(Records contained in a dataset)
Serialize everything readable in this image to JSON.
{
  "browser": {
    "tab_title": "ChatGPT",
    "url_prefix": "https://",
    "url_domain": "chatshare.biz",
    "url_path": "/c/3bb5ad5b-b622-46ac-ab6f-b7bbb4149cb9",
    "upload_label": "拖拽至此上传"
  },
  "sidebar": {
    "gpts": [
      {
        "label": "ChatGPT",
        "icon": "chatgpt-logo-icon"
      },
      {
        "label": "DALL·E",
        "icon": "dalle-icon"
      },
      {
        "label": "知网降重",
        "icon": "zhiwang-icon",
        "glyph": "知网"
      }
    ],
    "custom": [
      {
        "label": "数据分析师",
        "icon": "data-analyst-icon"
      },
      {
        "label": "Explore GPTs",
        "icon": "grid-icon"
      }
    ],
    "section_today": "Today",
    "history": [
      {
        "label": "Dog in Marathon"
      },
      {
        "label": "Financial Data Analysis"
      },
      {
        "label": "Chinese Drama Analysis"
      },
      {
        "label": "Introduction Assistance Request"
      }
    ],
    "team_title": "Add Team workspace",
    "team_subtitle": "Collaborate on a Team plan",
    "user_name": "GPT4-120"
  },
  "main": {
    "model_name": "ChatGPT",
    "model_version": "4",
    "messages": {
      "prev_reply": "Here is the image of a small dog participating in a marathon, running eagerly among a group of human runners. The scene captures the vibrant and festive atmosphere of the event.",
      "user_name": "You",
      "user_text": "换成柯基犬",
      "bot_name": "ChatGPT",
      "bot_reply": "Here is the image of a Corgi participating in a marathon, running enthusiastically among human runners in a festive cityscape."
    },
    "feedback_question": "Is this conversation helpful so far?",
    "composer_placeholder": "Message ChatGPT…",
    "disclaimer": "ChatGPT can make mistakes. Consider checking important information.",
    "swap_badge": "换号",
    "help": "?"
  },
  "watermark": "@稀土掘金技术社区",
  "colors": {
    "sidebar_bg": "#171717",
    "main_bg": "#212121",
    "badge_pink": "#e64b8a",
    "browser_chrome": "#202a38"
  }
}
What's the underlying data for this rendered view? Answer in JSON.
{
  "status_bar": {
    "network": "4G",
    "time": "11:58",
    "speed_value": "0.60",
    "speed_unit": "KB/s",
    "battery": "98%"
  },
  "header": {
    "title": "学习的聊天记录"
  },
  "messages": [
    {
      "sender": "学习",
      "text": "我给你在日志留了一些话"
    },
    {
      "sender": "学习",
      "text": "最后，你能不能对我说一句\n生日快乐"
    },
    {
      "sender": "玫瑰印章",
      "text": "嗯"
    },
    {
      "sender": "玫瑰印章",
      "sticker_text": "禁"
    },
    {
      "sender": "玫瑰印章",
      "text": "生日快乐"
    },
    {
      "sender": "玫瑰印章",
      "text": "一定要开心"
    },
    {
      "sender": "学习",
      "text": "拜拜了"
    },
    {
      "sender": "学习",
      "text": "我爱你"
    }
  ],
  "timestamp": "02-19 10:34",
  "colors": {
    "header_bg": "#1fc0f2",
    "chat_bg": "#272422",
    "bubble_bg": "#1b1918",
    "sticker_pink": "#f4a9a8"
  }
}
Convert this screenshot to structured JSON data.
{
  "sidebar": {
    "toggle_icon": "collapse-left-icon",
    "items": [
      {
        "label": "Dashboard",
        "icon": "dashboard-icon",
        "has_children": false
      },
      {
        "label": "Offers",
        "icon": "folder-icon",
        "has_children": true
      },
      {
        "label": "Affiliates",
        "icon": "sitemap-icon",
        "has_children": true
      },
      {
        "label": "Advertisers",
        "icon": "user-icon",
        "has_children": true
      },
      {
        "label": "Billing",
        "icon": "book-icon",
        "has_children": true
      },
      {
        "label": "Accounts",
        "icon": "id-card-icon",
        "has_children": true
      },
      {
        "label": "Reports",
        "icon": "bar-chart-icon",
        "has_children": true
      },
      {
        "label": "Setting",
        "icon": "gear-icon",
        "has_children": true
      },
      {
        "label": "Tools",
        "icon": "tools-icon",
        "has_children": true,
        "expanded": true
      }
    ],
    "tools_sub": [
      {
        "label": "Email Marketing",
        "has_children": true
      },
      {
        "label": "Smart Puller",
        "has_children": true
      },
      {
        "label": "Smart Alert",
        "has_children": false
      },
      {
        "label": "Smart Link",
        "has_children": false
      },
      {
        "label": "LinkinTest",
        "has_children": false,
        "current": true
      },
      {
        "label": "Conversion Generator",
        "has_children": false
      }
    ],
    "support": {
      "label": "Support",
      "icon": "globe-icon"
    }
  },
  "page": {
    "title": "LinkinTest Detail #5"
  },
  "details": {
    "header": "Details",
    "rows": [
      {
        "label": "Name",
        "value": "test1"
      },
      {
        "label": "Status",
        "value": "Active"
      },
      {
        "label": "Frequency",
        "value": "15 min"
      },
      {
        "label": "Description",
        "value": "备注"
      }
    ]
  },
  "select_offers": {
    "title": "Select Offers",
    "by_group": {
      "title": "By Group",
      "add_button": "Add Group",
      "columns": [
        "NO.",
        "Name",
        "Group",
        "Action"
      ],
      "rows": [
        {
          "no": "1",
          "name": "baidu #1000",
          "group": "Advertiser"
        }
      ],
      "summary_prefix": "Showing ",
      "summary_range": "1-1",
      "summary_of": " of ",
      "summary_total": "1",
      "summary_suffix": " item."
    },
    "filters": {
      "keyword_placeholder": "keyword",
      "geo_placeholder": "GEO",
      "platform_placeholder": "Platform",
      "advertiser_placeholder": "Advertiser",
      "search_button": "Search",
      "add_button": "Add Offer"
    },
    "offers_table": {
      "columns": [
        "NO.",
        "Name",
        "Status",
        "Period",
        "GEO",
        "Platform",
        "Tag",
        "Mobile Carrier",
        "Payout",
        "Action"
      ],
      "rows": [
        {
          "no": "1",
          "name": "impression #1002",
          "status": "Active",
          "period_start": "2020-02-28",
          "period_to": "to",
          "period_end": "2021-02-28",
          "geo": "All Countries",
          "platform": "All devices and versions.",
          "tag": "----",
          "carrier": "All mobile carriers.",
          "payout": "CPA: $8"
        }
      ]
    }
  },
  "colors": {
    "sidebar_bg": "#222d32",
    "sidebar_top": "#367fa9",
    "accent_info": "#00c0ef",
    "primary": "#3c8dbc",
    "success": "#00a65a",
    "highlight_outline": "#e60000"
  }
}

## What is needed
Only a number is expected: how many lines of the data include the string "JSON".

## Exercise solution
3